Glastonbury is one of Europe’s biggest outdoor festivals of music and culture.
For one week in June it is home to more than 200,000 people – that’s equivalent to the entire population of Portsmouth.
Although Glastonbury Festival is relatively crime-free, we provide support to the organisers to ensure it’s a safe event for everyone.
A policing presence is also essential to the granting of the licence needed to hold the festival.
During the festival we will be on site 24 hours a day.
We will be based in a compound on Worthy Farm which we share with other emergency services and partners. The compound can be found to the north of the site (festival-goers can find it marked on their free map).
The public can visit the compound to report a crime via phones into our 101 non-emergency number, ask for directions or just to chat to an officer.
There are also police information boards situated around the festival site close to the steward cabins. These display information on how to report a crime, crime prevention advice for those at the festival and other policing issues.
We work closely with the organisers and the local authority in the run up to the festival to ensure the event runs smoothly and we have well-rehearsed plans in place for all eventualities.
We adopt the same neighbourhood-style of policing we practice throughout our communities and like we’ve previously done at past festivals.
This involves regular visible patrols of the site by uniformed officers, officers on horseback and officers on bicycles.

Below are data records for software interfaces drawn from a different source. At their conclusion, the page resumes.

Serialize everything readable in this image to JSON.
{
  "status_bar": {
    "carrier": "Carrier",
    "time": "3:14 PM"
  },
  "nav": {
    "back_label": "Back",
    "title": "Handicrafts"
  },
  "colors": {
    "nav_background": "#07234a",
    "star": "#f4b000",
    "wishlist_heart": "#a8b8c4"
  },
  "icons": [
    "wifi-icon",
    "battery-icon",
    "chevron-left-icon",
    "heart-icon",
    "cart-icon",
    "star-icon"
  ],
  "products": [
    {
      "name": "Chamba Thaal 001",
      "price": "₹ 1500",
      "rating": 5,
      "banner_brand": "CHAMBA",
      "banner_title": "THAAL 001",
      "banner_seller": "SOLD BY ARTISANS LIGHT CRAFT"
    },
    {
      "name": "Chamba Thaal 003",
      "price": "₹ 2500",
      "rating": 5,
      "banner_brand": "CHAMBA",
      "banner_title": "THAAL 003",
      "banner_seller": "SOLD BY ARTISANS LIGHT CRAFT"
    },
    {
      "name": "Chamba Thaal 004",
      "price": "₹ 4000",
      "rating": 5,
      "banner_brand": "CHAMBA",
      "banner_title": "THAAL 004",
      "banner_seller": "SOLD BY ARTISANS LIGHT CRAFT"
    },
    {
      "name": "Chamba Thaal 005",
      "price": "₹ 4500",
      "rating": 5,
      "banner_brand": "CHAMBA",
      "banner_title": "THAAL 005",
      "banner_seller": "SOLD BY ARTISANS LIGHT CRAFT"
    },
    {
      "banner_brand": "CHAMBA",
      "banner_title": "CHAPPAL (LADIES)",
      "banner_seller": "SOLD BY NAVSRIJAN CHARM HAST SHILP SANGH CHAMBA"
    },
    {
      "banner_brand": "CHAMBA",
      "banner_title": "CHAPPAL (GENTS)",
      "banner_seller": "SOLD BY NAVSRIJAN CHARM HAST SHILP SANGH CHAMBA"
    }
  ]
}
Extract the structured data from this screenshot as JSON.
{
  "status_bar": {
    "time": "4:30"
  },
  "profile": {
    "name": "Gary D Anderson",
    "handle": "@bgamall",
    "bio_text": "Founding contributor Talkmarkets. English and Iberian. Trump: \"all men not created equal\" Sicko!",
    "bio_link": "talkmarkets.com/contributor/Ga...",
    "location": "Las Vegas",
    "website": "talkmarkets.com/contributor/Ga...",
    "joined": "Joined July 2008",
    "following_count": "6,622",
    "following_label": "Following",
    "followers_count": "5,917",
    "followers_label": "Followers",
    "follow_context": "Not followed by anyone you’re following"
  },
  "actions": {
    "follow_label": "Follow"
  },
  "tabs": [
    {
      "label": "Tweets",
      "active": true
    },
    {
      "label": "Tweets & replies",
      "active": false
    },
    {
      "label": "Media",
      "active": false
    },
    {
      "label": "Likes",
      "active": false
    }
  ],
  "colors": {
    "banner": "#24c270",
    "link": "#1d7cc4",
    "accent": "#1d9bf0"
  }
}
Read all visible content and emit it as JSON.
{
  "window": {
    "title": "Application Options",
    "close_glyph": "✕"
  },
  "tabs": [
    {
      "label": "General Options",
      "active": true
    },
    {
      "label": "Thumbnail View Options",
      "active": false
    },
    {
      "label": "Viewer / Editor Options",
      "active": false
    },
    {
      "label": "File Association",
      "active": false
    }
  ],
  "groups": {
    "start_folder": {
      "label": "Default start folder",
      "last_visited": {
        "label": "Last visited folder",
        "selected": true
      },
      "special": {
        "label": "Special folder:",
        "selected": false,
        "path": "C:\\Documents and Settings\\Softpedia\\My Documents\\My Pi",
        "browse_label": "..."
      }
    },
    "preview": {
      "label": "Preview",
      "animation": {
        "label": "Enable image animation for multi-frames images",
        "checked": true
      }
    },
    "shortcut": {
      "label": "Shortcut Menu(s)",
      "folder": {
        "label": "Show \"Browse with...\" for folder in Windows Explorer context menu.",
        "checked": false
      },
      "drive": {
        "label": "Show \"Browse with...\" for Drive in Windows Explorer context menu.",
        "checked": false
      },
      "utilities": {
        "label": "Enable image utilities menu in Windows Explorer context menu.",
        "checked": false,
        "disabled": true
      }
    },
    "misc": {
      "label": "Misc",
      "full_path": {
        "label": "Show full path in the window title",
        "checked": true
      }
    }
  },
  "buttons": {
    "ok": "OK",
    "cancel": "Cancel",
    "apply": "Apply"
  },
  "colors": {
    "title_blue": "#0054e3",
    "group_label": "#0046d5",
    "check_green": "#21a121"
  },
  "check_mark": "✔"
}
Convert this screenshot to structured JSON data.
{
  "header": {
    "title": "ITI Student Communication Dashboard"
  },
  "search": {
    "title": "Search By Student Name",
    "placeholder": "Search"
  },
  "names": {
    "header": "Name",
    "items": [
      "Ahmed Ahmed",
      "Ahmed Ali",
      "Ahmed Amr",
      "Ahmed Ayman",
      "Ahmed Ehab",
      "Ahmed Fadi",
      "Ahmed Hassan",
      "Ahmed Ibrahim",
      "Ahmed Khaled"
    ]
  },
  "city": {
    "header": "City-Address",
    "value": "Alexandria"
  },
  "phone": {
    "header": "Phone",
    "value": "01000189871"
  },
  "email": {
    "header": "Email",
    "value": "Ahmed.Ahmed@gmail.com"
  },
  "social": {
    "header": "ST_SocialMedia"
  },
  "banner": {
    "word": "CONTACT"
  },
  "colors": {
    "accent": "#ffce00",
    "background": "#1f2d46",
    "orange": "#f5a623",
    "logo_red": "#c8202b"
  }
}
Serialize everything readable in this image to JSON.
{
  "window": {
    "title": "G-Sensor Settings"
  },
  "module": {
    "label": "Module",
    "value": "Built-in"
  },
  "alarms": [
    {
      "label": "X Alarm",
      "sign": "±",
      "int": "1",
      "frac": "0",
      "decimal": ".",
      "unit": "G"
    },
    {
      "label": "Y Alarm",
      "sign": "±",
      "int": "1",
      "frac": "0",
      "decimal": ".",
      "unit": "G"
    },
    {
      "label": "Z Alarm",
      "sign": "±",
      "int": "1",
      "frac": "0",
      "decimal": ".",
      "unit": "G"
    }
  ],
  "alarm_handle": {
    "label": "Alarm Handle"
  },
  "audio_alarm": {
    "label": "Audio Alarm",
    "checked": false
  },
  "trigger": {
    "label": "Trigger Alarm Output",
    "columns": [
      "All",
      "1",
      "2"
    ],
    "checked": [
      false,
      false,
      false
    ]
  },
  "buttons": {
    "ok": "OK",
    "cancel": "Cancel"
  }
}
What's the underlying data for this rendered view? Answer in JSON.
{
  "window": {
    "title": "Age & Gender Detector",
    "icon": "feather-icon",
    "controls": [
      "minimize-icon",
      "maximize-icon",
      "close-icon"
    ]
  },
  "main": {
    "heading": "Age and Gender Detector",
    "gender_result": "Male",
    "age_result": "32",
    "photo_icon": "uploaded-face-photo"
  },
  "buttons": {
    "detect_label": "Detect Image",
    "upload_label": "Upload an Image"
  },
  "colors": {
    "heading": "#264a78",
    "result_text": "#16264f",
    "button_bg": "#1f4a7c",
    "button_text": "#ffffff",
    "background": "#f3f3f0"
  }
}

Other resources, such as plain-clothed officers and the police helicopter, will also be used when appropriate.
Festival-goers are encouraged to approach officers on patrol, they will be happy to stop and have a chat and will once again be giving out thousands of our mobile phone pouches.
This year, to enhance security, we will also be carrying out Project Servator deployments in and around the festival site.
We want everyone to be familiar with the following advice ahead of this year’s festival.
Remember, the chance of being caught in a terrorism incident is small. There is no specific intelligence to indicate an increased threat to any event in the South West but if it happens follow the Run, Hide, Tell advice.
Before you set out on your journey to the festival, we would advise checking the latest updates on road and public transport networks.
If you are travelling by car, you can visit highwaysengland.co.uk or follow @HighwaysSWEST on Twitter for updates on motorways approaching the area. You can also visit travelsomerset.co.uk or follow @TravelSomerset on Twitter for updates on smaller roads near the festival.
For full information on getting to and from the festival, including via public transport, visit www.glastonburyfestivals.co.uk/information/getting-here . You can also follow @GlastoInfo on Twitter for live updates and to ask questions.
We would advise making sure you are fully prepared for delays before setting out. Regardless of how you’re getting there, make sure you take plenty of water with you as well as snacks and a first aid kit, just in case.
If travelling by car, ensure you check your vehicle well in advance, including oil level, tyre pressure and spare tyre.
We will not tolerate anyone with illegal substances and those found with drugs will be dealt with appropriately and proportionately. This could include being evicted from the site and arrested.
Security checks will be carried out on entry into the site and the festival’s security staff are well practised in finding prohibited items.
Anyone who suspects someone is supplying drugs on site is asked to report it a police officer, call 101 or report it online here .
If you are bringing a phone, tablet or other electronic device to the festival, you are advised to protect it.
Anti-theft apps give us the best chance to find stolen electronics and most are free to download and quick to install.
We advise people to record the make and model of their valuables, if it’s a phone then note down the IMEI number and the account username and password of any tracking app.
You can also register your property (phone, tablet, camera, etc) on the Immobilise database. It takes only a few minutes and it’s free.
Festival-goers are reminded to be discreet with their valuables; keep it out of sight such as in a front pocket if possible or in one of our free phone pouches, or leave it at the free property lock-ups. Keep it safe, keep it hidden.
Although we work with Mendip District Council and Glastonbury Festival throughout the year to ensure the festival runs as smoothly as possible, we do not underestimate the impact it has on the local community and will do everything possible to ensure they are disturbed as little as possible.
We, along with the council and the festival, will have representatives at an office in Pilton throughout the festival for local people to speak to should they have any concerns or worries.
Anyone planning to come to Pilton without a festival ticket is strongly advised not to.
There will be no places for anyone to stop on or near the village and if people try to camp on roadside verges or near people’s homes they will be moved out of the area.
Policing doesn’t start and stop in Pilton. Officers and security staff will be patrolling on all of the main routes to the site so that all festival-goers have as safe a trip as possible and local residents are disturbed as little as possible.
If you are at the festival and need to speak to us, please feel free to approach an officer or visit us at the multi-agency compound on site.
To help us locate you in the event you do need us, we recommend you download the What3Words app beforehand.